When it comes to research, the authors suggest that research on alliance rupture-repair in group treatment is important and the area is wide open. We need studies to validate self-report and observer ratings of ruptures in group therapy. We also need studies that link ruptures and repairs to group process and outcome. Understanding individual differences regarding the types of ruptures and openness to repair is important as is researchers that examine leader effects. In addition, the authors suggest that we should address the complexity of group therapy, and we should rely on sophisticated statistical analyses in order to tease apart individual and group variability in alliance and outcome.
Because ruptures and repairs are so important in group therapy, I am editing special editions devoted to this topic to further research and theory to help guide us. Thus, there has been calls for papers in The International Journal of Group Psychotherapy, the journal for the American Group Psychotherapy Association (AGPA) and Group Dynamics, the journal for Div, 49, for this special edition, and the deadline for submissions is Nov. 26, 2019, for both journals.
For Group Dynamics, the special issue is for empirical studies (PDF, 83.6KB), papers that describe statistical methods specific to group research, manuscripts that illustrate psychometric assessment particular to group contexts and evidence-based case studies that meet the journal’s guidelines. Authors are encouraged to contact myself, Cheri Marmarosh, or the journal editor, Giorgio A. Tasca, to discuss the suitability of a potential topic for submission.
For the International Journal of Group Psychotherapy, we are interested in theoretical and clinical papers that explore how ruptures and repairs in group therapy relate to trauma work, macroaggressions, reflective functioning, subgroups, leadership, attachments, and group process and outcome. Authors are encouraged to contact myself, Cheri Marmarosh, or the journal editor, Jill Paquin, to discuss suitability of a potential topic for submission. We hope you will consider submitting your work.
Eubanks, C. F., Muran, J. C., & Safran, J. D. (2015). Rupture Resolution Rating System (3RS): Manual. Unpublished manuscript, Mount Sinai- Beth Israel Medical Center, New York.
Eubanks, C. F., Muran, J. C., & Safran, J. D. (2018). Alliance Rupture Repair: A Meta-Analysis. Psychotherapy, 55, 508519. doi: 10.1037/pst000018
Lo Coco, G., Tasca, G. A., Hewitt, P. L., Mikail, S.F., & Kivlighan, D . M. (2019). Ruptures and repairs in group therapy alliance: An untold story in psychotherapy research. Research in Psychotherapy: Psychopathology, Process, and Outcome, 22, 58-70.

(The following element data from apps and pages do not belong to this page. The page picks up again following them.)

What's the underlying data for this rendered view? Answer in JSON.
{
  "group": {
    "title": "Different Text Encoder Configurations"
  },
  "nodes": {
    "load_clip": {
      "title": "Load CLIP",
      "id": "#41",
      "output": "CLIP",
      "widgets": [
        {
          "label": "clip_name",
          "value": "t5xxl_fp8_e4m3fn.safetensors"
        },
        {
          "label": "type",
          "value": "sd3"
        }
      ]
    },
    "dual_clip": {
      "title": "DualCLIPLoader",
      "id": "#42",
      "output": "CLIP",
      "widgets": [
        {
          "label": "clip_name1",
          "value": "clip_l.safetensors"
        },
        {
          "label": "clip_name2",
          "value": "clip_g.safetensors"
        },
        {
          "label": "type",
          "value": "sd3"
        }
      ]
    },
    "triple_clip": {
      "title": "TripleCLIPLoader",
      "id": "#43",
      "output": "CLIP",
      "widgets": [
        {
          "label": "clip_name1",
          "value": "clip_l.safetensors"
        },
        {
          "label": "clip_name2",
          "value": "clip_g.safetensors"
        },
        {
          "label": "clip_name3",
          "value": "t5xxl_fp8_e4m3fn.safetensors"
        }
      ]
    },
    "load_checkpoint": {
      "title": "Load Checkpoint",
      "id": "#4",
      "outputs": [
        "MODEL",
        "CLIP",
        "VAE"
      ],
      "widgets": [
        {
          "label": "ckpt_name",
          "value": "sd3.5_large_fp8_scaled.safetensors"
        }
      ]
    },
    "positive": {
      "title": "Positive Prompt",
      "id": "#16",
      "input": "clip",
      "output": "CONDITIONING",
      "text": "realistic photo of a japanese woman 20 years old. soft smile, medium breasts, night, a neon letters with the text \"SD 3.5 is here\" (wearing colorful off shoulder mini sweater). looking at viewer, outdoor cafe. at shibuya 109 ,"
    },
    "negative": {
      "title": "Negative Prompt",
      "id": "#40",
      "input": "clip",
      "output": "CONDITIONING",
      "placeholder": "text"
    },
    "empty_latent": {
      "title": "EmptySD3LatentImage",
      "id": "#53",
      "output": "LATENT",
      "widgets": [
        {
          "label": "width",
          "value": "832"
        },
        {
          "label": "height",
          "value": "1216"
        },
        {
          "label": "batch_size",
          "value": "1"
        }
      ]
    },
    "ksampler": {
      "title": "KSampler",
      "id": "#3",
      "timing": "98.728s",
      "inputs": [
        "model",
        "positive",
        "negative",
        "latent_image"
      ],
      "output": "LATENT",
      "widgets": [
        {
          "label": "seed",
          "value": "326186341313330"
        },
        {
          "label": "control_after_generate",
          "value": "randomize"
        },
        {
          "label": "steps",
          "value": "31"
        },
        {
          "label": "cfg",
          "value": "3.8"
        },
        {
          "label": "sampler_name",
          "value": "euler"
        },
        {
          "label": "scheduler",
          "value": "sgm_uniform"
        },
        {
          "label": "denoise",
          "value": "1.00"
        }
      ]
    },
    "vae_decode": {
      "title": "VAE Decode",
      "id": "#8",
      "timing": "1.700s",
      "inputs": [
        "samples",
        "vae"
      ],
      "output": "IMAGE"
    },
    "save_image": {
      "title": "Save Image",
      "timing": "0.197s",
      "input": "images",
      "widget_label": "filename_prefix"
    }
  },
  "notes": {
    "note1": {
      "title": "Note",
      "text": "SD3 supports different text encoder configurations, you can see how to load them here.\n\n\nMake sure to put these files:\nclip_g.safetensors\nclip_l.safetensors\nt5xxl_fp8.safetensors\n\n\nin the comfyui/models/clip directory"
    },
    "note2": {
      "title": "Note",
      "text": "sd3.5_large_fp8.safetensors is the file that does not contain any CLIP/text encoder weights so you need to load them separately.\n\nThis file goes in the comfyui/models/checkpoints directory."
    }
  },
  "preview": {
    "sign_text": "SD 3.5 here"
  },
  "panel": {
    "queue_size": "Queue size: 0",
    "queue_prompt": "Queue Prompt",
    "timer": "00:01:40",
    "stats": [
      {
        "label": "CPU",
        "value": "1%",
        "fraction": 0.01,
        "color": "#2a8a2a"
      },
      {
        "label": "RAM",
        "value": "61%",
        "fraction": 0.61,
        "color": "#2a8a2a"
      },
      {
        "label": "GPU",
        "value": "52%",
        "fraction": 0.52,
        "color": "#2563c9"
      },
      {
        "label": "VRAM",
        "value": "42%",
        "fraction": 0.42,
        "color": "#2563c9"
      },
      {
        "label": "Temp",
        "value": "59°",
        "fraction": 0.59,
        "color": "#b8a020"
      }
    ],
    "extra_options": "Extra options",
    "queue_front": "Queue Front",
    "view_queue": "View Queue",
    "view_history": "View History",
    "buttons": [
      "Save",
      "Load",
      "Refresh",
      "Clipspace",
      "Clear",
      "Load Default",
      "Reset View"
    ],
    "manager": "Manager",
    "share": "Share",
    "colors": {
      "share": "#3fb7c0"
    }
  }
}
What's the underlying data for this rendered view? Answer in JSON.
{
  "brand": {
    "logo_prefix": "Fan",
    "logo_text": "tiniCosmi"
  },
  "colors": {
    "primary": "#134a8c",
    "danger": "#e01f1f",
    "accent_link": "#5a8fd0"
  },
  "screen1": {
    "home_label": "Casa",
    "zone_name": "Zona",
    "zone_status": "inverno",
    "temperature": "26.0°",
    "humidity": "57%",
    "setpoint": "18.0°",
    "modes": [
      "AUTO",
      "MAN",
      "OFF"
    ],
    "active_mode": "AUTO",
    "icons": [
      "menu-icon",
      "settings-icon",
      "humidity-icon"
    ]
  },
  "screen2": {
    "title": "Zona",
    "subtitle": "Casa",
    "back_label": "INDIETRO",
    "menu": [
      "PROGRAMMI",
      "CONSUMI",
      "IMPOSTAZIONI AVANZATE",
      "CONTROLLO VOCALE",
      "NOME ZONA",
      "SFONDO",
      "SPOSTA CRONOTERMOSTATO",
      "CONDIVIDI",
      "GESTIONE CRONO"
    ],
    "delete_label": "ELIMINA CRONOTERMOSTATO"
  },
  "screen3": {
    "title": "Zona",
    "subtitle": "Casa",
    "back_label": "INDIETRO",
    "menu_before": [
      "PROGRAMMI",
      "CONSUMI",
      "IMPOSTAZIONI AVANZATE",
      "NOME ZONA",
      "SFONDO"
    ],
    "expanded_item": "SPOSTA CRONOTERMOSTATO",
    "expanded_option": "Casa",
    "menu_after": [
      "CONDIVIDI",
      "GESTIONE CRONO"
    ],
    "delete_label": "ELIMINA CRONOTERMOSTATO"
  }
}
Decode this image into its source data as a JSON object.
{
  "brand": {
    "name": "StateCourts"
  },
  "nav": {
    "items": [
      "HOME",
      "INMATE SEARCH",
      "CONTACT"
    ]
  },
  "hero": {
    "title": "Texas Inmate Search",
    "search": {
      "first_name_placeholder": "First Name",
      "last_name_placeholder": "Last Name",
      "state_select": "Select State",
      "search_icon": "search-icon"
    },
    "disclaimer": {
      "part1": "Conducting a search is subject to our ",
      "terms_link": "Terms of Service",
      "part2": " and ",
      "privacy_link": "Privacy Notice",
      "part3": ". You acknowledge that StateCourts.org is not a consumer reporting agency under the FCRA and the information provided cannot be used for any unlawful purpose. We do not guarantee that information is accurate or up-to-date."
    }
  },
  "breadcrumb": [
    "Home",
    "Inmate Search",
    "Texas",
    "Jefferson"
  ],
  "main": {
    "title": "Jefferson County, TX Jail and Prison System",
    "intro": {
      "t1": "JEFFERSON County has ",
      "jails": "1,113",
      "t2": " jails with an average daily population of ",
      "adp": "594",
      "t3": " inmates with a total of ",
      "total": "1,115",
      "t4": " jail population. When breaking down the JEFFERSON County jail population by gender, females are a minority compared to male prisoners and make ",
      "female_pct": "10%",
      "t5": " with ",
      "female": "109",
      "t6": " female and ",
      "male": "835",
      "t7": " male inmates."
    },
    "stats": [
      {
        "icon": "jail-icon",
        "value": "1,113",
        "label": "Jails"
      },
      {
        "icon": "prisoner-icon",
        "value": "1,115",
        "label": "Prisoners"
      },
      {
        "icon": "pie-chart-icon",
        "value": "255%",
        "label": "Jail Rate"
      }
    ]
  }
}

Safran, J. D., & Muran, J. C. (2000). Negotiating the therapeutic alliance: A relational treatment guide. New York, NY: Guilford Press.